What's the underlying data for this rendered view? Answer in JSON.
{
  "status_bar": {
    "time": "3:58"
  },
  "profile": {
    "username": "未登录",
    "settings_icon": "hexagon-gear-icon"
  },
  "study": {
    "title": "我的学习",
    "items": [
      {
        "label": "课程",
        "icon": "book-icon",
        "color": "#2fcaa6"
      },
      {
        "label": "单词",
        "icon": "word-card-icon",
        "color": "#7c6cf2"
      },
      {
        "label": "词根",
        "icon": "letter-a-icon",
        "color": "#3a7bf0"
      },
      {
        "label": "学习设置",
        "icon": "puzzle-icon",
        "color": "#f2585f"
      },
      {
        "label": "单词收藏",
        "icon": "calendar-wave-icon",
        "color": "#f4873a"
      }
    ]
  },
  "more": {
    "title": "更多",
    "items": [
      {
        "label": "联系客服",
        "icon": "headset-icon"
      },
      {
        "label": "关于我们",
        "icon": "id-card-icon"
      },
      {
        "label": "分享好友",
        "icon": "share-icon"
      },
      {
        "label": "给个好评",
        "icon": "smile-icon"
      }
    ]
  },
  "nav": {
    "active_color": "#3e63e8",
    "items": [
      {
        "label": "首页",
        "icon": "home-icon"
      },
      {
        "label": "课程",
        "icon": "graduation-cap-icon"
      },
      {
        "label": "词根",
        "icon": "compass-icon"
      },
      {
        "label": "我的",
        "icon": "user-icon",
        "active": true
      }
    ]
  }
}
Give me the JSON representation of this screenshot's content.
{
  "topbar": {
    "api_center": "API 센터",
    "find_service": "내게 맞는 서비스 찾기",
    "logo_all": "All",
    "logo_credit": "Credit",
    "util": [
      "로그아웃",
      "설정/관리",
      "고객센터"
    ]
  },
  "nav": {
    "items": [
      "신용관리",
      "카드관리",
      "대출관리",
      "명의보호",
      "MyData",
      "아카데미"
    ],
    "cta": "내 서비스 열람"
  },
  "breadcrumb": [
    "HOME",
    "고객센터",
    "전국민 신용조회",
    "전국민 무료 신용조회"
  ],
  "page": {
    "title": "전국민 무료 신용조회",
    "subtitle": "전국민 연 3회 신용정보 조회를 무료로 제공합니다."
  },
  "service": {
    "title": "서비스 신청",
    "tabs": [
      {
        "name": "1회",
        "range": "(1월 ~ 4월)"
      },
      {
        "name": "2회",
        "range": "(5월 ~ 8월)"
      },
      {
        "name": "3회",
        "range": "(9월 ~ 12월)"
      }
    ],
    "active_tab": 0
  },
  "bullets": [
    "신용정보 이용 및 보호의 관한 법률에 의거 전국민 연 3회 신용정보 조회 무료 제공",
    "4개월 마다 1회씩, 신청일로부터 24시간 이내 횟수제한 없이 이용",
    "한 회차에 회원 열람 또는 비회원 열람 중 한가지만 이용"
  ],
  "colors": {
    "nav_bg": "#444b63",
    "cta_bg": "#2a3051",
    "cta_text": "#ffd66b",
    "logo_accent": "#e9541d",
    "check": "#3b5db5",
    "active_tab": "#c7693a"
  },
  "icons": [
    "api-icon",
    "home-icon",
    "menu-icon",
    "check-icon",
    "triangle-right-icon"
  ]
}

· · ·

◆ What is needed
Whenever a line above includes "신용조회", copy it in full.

◆ Task output
    "전국민 신용조회",
    "전국민 무료 신용조회"
    "title": "전국민 무료 신용조회",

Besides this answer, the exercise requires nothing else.